## Exercise aim
Your copy must hold every line of the records word for word. It must hold no pictures.
++++ Record extracts ++++
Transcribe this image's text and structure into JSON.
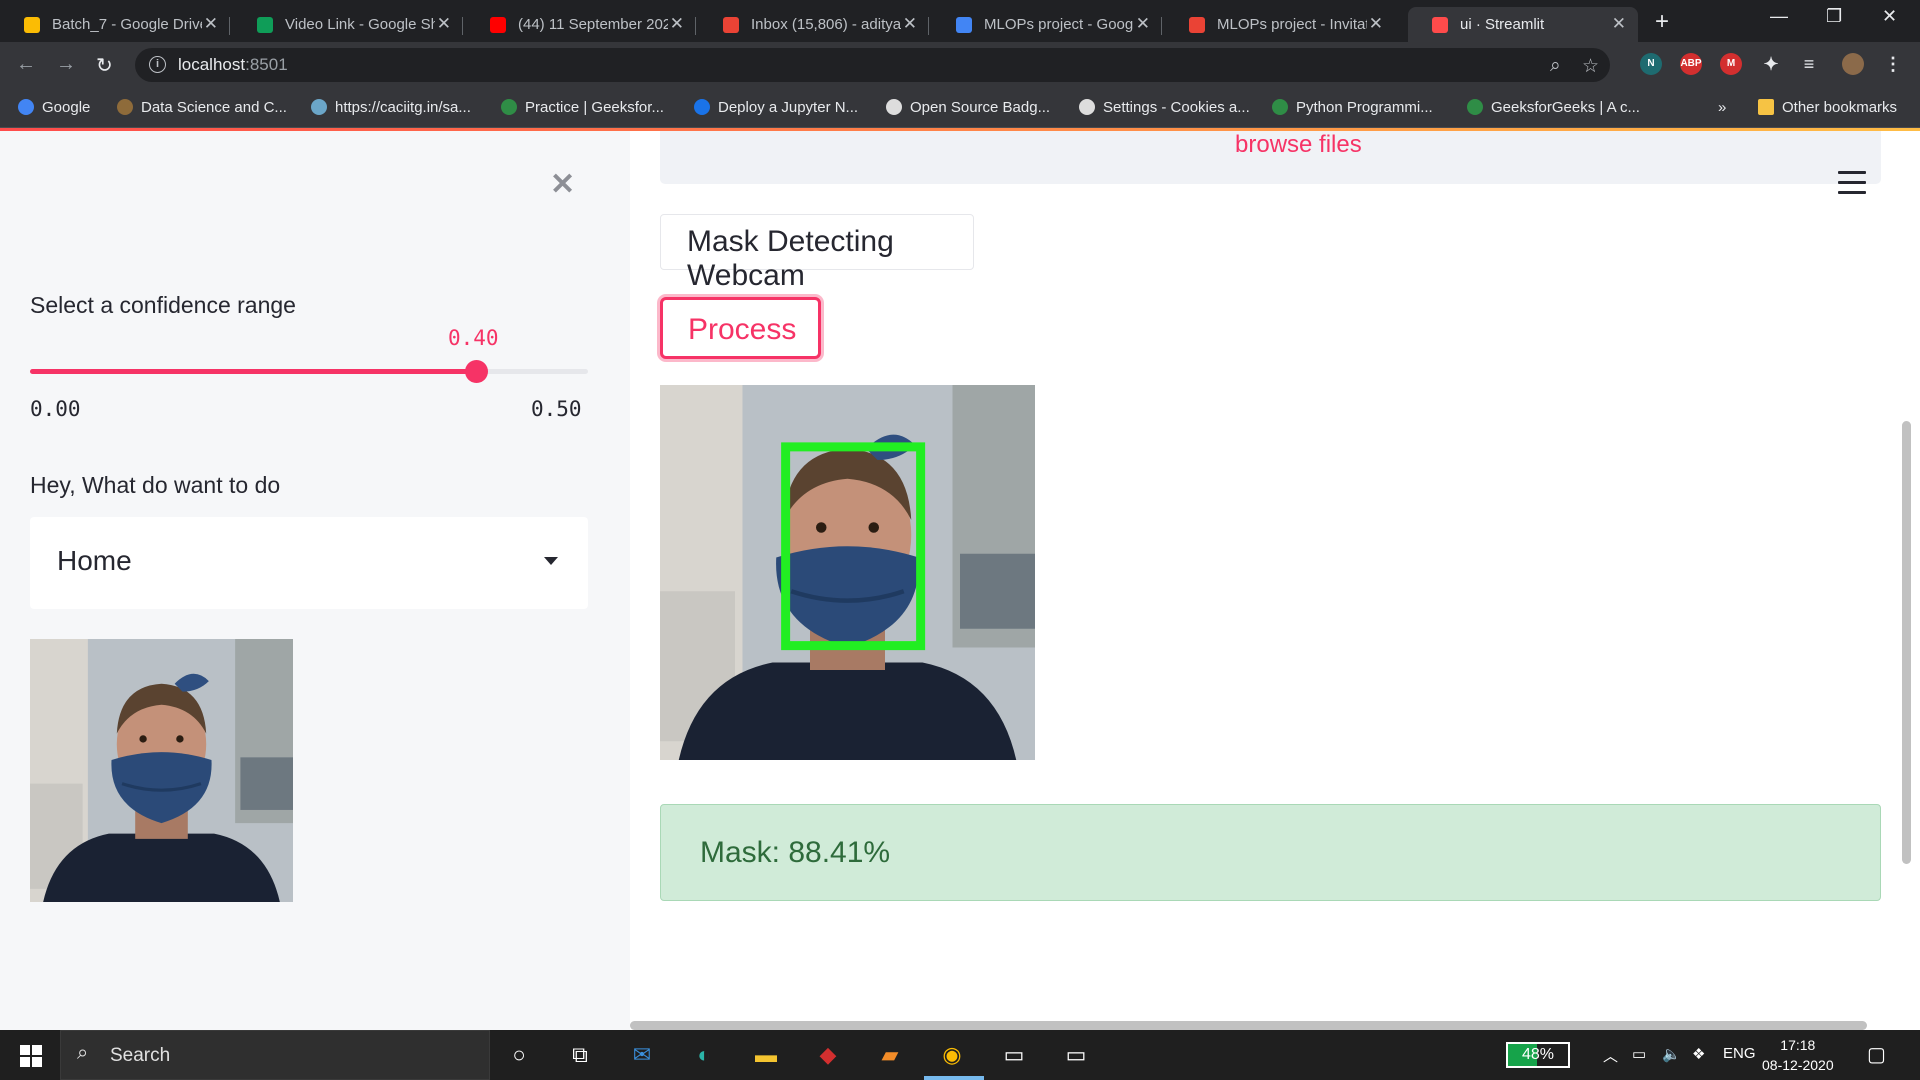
{
  "browser": {
    "tabs": [
      {
        "title": "Batch_7 - Google Drive",
        "icon": "google-drive-icon",
        "color": "#fbbc04"
      },
      {
        "title": "Video Link - Google Sh",
        "icon": "google-sheets-icon",
        "color": "#0f9d58"
      },
      {
        "title": "(44) 11 September 202",
        "icon": "youtube-icon",
        "color": "#ff0000"
      },
      {
        "title": "Inbox (15,806) - adityа",
        "icon": "gmail-icon",
        "color": "#ea4335"
      },
      {
        "title": "MLOPs project - Googl",
        "icon": "google-docs-icon",
        "color": "#4285f4"
      },
      {
        "title": "MLOPs project - Invitat",
        "icon": "gmail-icon",
        "color": "#ea4335"
      },
      {
        "title": "ui · Streamlit",
        "icon": "streamlit-icon",
        "color": "#ff4b4b"
      }
    ],
    "url_host": "localhost",
    "url_port": ":8501",
    "bookmarks": [
      {
        "label": "Google",
        "color": "#4285f4"
      },
      {
        "label": "Data Science and C...",
        "color": "#8e6b3a"
      },
      {
        "label": "https://caciitg.in/sa...",
        "color": "#6ba6c8"
      },
      {
        "label": "Practice | Geeksfor...",
        "color": "#2f8d46"
      },
      {
        "label": "Deploy a Jupyter N...",
        "color": "#1a73e8"
      },
      {
        "label": "Open Source Badg...",
        "color": "#dddddd"
      },
      {
        "label": "Settings - Cookies a...",
        "color": "#dddddd"
      },
      {
        "label": "Python Programmi...",
        "color": "#2f8d46"
      },
      {
        "label": "GeeksforGeeks | A c...",
        "color": "#2f8d46"
      }
    ],
    "other_bookmarks": "Other bookmarks"
  },
  "sidebar": {
    "confidence_label": "Select a confidence range",
    "slider": {
      "value": "0.40",
      "min": "0.00",
      "max": "0.50",
      "fraction": 0.8
    },
    "action_label": "Hey, What do want to do",
    "select_value": "Home"
  },
  "main": {
    "browse_files": "browse files",
    "webcam_button": "Mask Detecting Webcam",
    "process_button": "Process",
    "result": "Mask: 88.41%"
  },
  "taskbar": {
    "search_placeholder": "Search",
    "battery": "48%",
    "language": "ENG",
    "time": "17:18",
    "date": "08-12-2020"
  },
  "colors": {
    "accent": "#f63366",
    "success_bg": "#d0ebd8",
    "box_green": "#22ee22"
  }
}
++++
## Response
Transcribe this image's text and structure into JSON.
{
  "browser": {
    "tabs": [
      {
        "title": "Batch_7 - Google Drive",
        "icon": "google-drive-icon",
        "color": "#fbbc04"
      },
      {
        "title": "Video Link - Google Sh",
        "icon": "google-sheets-icon",
        "color": "#0f9d58"
      },
      {
        "title": "(44) 11 September 202",
        "icon": "youtube-icon",
        "color": "#ff0000"
      },
      {
        "title": "Inbox (15,806) - adityа",
        "icon": "gmail-icon",
        "color": "#ea4335"
      },
      {
        "title": "MLOPs project - Googl",
        "icon": "google-docs-icon",
        "color": "#4285f4"
      },
      {
        "title": "MLOPs project - Invitat",
        "icon": "gmail-icon",
        "color": "#ea4335"
      },
      {
        "title": "ui · Streamlit",
        "icon": "streamlit-icon",
        "color": "#ff4b4b"
      }
    ],
    "url_host": "localhost",
    "url_port": ":8501",
    "bookmarks": [
      {
        "label": "Google",
        "color": "#4285f4"
      },
      {
        "label": "Data Science and C...",
        "color": "#8e6b3a"
      },
      {
        "label": "https://caciitg.in/sa...",
        "color": "#6ba6c8"
      },
      {
        "label": "Practice | Geeksfor...",
        "color": "#2f8d46"
      },
      {
        "label": "Deploy a Jupyter N...",
        "color": "#1a73e8"
      },
      {
        "label": "Open Source Badg...",
        "color": "#dddddd"
      },
      {
        "label": "Settings - Cookies a...",
        "color": "#dddddd"
      },
      {
        "label": "Python Programmi...",
        "color": "#2f8d46"
      },
      {
        "label": "GeeksforGeeks | A c...",
        "color": "#2f8d46"
      }
    ],
    "other_bookmarks": "Other bookmarks"
  },
  "sidebar": {
    "confidence_label": "Select a confidence range",
    "slider": {
      "value": "0.40",
      "min": "0.00",
      "max": "0.50",
      "fraction": 0.8
    },
    "action_label": "Hey, What do want to do",
    "select_value": "Home"
  },
  "main": {
    "browse_files": "browse files",
    "webcam_button": "Mask Detecting Webcam",
    "process_button": "Process",
    "result": "Mask: 88.41%"
  },
  "taskbar": {
    "search_placeholder": "Search",
    "battery": "48%",
    "language": "ENG",
    "time": "17:18",
    "date": "08-12-2020"
  },
  "colors": {
    "accent": "#f63366",
    "success_bg": "#d0ebd8",
    "box_green": "#22ee22"
  }
}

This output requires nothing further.